CLEMENS, Samuel Langhorne. Autograph manuscript of Chapter 48 ("In Milan") of A Tramp Abroad. N.p., n.d. [1879-80]. 39 pages, 8vo, about 2700 words, written in different shades of dark ink on rectos only of sheets of laid paper, with numerous revisions by Twain (including readable deletions) and some marginal pencil notes, the leaves paginated 2052 to 2090 by him in ink, and the chapter number changed by him in pencil from "59" to "48"; tipped onto 8vo leaves and bound together, the first leaf mounted (before being tipped in) and with soiling and a few marginal chips, several other leaves with some smudges and finger-soiling, a few leaves with slight marginal tears or chipping, bound with a portrait of Twain in red morocco gilt, t.e.g. (joints and ends of spine a little worn).
THE "TRAMP" IN MILAN
A Tramp Abroad (Hartford, 1880), the third of Clemens' five travel books, is an account of his nearly 17 months of journeying in Europe (1878-79) cast in the form of a burlesque walking tour through Germany, Switzerland, France, and Italy. This manuscript corresponds to pages 354-362 in the current Penguin Books edition (New York, 1997) of the work. In Chapter 48, one of the last in the book, the narrator (Twain's persona) visits the great cathedral, the Galleria, and the various tourist attractions in Milan. Most of the chapter is devoted to a discussion of art (and a few particular paintings) and what the narrator has learned: "...We visited the picture galleries and other regulation 'sights'...not because I wanted to write about them again, but to see if I had learned anything in twelve years. I afterwards visited the great galleries of Rome and Florence for the same purpose. I found I had learned one thing. When I wrote about the Old Masters before [in The Innocents Abroad, 1869], I said the copies were better than the originals. That was a mistake of large dimensions. The Old Masters were still unpleasing to me, but they were truly divine contrasted with the copies...There is a mellow richness, a subdued color, in the old pictures...It was generally conceded by the artists with whom I talked, that the subdued splendor, that mellow richness, is imparted to the picture by age.
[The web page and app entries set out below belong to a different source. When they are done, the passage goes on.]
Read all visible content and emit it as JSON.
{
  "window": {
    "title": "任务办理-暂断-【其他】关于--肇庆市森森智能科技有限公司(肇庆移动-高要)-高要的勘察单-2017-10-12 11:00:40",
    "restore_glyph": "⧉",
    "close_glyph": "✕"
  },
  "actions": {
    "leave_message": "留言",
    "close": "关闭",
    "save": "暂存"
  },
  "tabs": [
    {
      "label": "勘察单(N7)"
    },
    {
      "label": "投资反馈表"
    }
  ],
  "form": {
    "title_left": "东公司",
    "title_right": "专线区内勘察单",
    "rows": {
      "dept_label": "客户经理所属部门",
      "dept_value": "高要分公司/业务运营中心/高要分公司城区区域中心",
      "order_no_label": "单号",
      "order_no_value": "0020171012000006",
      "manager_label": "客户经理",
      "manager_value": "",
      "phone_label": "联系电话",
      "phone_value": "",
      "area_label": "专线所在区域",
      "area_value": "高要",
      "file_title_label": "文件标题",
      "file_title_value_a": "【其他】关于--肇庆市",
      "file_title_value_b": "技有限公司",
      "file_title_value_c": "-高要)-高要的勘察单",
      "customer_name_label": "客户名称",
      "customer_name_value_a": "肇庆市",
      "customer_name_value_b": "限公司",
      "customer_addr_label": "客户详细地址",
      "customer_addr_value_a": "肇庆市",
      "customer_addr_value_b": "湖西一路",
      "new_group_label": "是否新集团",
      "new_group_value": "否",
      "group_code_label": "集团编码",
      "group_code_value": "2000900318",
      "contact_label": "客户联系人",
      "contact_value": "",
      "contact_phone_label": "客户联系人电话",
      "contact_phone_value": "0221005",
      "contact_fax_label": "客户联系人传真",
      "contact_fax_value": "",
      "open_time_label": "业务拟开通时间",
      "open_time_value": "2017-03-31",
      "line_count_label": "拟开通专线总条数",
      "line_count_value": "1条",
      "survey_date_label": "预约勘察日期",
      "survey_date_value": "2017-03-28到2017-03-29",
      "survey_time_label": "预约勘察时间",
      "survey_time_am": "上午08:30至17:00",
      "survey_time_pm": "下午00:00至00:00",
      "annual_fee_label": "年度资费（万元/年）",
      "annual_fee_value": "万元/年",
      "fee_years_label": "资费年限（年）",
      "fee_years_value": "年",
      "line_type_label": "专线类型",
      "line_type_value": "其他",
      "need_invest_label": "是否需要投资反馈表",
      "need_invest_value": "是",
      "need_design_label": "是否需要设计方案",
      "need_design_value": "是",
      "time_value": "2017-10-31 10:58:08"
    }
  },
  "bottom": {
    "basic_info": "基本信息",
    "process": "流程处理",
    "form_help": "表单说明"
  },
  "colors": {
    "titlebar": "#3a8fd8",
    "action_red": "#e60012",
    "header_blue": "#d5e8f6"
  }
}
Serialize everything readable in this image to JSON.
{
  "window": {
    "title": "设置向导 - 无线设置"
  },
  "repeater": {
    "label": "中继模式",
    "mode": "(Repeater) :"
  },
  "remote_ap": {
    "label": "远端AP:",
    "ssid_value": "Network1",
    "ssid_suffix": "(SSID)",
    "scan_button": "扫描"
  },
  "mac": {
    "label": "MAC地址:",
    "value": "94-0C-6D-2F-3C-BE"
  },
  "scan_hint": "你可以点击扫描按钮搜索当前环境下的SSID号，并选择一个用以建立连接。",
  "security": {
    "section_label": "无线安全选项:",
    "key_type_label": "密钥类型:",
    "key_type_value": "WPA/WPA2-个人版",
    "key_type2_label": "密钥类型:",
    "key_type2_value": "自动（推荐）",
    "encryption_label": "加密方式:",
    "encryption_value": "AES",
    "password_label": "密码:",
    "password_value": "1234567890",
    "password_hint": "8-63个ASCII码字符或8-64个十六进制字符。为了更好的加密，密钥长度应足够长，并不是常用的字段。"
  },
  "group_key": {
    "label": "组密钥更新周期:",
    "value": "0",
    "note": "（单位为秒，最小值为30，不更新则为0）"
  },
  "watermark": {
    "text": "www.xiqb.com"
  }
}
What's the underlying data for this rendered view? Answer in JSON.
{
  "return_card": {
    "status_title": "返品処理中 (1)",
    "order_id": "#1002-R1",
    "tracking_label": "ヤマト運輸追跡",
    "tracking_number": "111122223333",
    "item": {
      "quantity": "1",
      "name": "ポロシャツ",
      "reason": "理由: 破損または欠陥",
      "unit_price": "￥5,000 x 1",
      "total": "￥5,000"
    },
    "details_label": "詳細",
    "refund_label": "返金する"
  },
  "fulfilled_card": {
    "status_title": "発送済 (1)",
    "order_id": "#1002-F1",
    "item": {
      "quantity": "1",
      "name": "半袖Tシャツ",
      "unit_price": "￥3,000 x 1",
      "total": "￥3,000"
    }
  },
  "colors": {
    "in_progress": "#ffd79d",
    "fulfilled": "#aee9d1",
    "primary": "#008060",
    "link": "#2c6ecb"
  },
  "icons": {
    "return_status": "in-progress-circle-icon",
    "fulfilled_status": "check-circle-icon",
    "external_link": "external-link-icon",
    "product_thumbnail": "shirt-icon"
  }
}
Then why should we worship the Old Masters for it, who didn't impart it, instead of worshiping Old Time, who did...?"